• _YOUR ASSIGNMENT_:
Without pictures, retype the following entries exactly.

• _TASK DATA_:
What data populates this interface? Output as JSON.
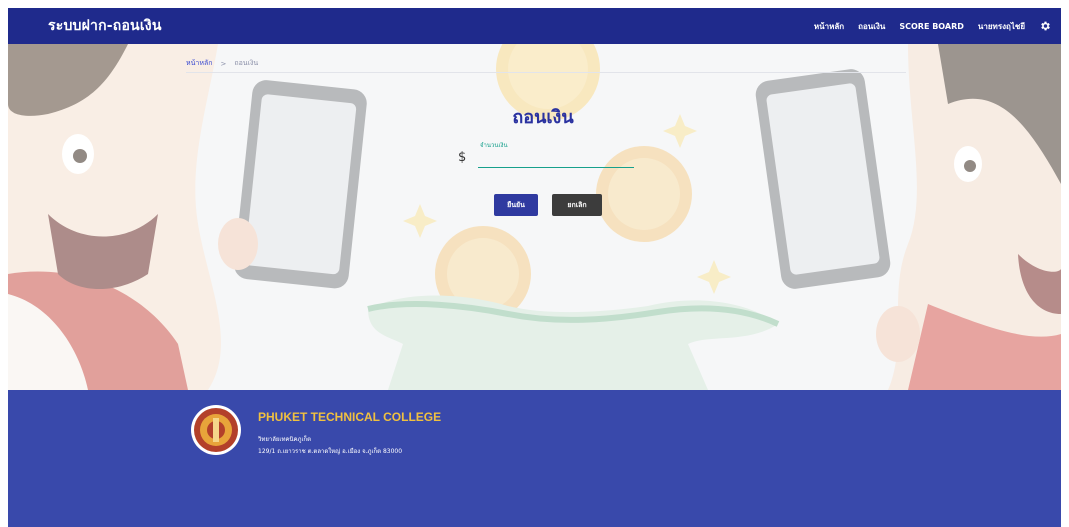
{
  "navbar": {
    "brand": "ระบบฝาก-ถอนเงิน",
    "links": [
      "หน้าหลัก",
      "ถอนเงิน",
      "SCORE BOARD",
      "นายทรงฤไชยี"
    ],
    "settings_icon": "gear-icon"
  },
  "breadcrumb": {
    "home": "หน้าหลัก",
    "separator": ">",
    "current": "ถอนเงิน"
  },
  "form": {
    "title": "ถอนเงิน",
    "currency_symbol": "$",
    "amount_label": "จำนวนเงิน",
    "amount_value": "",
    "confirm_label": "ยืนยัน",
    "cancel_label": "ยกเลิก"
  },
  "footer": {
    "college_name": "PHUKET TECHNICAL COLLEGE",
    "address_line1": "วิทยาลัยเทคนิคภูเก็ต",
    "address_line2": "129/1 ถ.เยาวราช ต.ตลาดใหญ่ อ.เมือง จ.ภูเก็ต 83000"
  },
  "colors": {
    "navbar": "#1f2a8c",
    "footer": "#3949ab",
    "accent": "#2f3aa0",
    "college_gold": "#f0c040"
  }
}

• _YOUR RESPONSE_:
What data populates this interface? Output as JSON.
{
  "navbar": {
    "brand": "ระบบฝาก-ถอนเงิน",
    "links": [
      "หน้าหลัก",
      "ถอนเงิน",
      "SCORE BOARD",
      "นายทรงฤไชยี"
    ],
    "settings_icon": "gear-icon"
  },
  "breadcrumb": {
    "home": "หน้าหลัก",
    "separator": ">",
    "current": "ถอนเงิน"
  },
  "form": {
    "title": "ถอนเงิน",
    "currency_symbol": "$",
    "amount_label": "จำนวนเงิน",
    "amount_value": "",
    "confirm_label": "ยืนยัน",
    "cancel_label": "ยกเลิก"
  },
  "footer": {
    "college_name": "PHUKET TECHNICAL COLLEGE",
    "address_line1": "วิทยาลัยเทคนิคภูเก็ต",
    "address_line2": "129/1 ถ.เยาวราช ต.ตลาดใหญ่ อ.เมือง จ.ภูเก็ต 83000"
  },
  "colors": {
    "navbar": "#1f2a8c",
    "footer": "#3949ab",
    "accent": "#2f3aa0",
    "college_gold": "#f0c040"
  }
}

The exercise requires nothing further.